The repetition of rape culture discourse is obvious. To the young person: your body is essentially sexual, you must cover it over and move only in ways that other, more powerful, humans dictate. You must do this to protect yourself against violent sex crimes, and you will do it because you are ultimately responsible for your own protection. Of course there must be boundaries with minors. I would hope I don’t have to argue that, but here is a message that is burdened upon the most vulnerable time and time again. Do we ask ourselves if this is ever helpful? What is achieved through these rules for young bodies apart from an early body shaming and fear?
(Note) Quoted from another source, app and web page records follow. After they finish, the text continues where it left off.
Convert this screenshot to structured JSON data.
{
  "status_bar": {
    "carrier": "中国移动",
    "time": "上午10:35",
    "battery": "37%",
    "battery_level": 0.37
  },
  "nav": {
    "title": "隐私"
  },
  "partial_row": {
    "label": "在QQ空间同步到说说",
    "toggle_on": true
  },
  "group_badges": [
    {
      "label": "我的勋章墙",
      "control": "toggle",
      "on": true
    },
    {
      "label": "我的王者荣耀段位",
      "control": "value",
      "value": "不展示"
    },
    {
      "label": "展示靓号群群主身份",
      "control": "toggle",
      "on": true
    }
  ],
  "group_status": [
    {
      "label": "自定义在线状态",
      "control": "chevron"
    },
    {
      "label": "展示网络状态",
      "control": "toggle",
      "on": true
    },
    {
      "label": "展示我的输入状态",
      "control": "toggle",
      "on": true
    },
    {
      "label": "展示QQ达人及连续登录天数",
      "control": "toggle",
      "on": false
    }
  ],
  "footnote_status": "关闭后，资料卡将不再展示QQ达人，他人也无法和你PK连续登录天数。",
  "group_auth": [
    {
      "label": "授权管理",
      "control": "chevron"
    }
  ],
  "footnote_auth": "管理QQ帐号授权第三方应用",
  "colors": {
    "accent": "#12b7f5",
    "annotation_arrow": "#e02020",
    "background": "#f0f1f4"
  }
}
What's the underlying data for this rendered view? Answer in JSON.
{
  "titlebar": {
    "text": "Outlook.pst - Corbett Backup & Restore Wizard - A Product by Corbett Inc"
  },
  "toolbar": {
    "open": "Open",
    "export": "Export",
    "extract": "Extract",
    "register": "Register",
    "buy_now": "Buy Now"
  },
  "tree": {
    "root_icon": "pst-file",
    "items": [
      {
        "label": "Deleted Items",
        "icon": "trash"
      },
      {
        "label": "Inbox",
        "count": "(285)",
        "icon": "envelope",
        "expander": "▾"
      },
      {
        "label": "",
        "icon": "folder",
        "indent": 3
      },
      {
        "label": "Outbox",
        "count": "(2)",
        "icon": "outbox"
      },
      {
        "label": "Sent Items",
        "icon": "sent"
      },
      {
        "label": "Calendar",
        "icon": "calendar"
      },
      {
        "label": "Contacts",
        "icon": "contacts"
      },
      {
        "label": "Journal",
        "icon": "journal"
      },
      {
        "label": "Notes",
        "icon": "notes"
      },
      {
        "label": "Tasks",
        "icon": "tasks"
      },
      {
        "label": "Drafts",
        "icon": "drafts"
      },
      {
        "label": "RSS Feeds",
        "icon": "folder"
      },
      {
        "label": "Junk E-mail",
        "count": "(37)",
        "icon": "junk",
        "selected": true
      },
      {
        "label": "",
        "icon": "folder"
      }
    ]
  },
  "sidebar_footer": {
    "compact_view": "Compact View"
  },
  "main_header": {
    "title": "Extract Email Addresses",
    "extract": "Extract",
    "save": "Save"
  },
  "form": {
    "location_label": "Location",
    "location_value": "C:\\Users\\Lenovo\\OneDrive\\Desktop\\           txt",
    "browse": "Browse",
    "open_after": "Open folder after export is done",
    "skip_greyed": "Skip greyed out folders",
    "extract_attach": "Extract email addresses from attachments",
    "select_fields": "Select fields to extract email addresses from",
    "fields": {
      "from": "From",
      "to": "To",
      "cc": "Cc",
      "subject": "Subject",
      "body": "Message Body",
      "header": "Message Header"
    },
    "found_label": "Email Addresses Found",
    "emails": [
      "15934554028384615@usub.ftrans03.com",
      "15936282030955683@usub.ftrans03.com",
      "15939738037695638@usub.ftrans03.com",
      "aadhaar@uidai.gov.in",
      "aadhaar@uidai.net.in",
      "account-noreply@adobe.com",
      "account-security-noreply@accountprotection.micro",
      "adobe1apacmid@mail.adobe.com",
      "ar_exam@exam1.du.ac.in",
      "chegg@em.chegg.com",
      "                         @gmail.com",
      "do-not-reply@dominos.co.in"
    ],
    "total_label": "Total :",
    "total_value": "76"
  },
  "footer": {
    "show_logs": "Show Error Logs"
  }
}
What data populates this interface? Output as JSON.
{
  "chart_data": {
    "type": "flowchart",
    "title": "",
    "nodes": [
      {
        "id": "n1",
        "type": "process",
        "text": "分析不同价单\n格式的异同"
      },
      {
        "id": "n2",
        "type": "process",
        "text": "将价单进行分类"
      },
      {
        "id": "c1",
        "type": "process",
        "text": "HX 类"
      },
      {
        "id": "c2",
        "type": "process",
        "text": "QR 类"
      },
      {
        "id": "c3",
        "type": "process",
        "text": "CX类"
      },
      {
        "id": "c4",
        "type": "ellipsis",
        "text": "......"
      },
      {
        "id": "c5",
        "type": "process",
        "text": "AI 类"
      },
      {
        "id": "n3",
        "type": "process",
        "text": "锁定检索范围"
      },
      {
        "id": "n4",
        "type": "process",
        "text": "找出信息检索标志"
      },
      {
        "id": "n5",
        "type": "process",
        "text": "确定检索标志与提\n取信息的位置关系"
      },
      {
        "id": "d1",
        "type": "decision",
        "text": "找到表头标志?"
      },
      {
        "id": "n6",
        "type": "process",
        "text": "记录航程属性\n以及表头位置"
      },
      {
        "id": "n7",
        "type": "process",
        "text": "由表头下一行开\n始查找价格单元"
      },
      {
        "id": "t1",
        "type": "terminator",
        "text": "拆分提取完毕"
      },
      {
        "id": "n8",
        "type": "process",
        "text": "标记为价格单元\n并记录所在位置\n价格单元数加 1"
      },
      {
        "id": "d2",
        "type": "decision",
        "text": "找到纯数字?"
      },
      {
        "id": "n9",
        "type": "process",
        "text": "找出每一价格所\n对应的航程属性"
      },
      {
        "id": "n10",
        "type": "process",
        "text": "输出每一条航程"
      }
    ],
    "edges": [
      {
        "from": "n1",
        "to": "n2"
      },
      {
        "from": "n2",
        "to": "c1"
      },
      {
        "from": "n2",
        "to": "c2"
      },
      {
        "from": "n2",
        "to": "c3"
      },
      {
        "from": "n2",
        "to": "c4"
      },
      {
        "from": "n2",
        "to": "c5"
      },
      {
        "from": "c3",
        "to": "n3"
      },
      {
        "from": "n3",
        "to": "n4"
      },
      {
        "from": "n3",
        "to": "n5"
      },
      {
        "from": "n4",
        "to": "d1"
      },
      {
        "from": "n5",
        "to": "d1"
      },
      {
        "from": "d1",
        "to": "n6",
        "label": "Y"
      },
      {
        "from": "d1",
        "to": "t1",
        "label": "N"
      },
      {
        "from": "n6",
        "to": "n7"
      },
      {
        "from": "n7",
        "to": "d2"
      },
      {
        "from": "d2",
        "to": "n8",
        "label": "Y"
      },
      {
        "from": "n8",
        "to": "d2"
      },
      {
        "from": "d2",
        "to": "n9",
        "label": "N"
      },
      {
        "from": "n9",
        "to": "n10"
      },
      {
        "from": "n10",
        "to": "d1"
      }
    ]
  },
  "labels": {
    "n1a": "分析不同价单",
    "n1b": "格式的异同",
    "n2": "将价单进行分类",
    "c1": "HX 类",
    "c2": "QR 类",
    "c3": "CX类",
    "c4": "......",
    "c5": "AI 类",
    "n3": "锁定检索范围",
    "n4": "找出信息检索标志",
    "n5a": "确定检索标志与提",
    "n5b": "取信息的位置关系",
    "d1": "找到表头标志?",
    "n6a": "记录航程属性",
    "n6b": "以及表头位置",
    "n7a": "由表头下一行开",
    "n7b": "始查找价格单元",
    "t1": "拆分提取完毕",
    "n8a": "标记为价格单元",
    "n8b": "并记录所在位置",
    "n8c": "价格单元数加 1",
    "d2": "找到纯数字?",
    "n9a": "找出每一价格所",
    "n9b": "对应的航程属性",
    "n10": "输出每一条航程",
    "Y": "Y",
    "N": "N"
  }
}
And when we squeeze young bodies into a trajectory that assumes all physical expression and contact is sexual, surely it dulls both the imagination and the senses? This is particular true in pop music. Consider the Disney child who grows up and inevitably feels a need to express adulthood in sexual terms. To be clear, I have no problem with this, but it does seem that their trajectory has been set, their imagination captured, their senses dulled. They have heard, ‘when you have some autonomy and want to explore and express yourself, perhaps through your body and art, this will be sexual, because you are most significantly, sexual.’
In Elastic Heart Sia clearly tells a story about herself. You might say it is haunting, disturbing, beautiful, poignant. You could say lots of things. Maddie returns to play the role of Sia. She is a dancer, a performer that uses her body to tell a story that is as riveting as it is confounding. And yet all that many can see is sex (a sex that is disordered and shameful). Is this really the only thing that we have to say to young people about their bodies?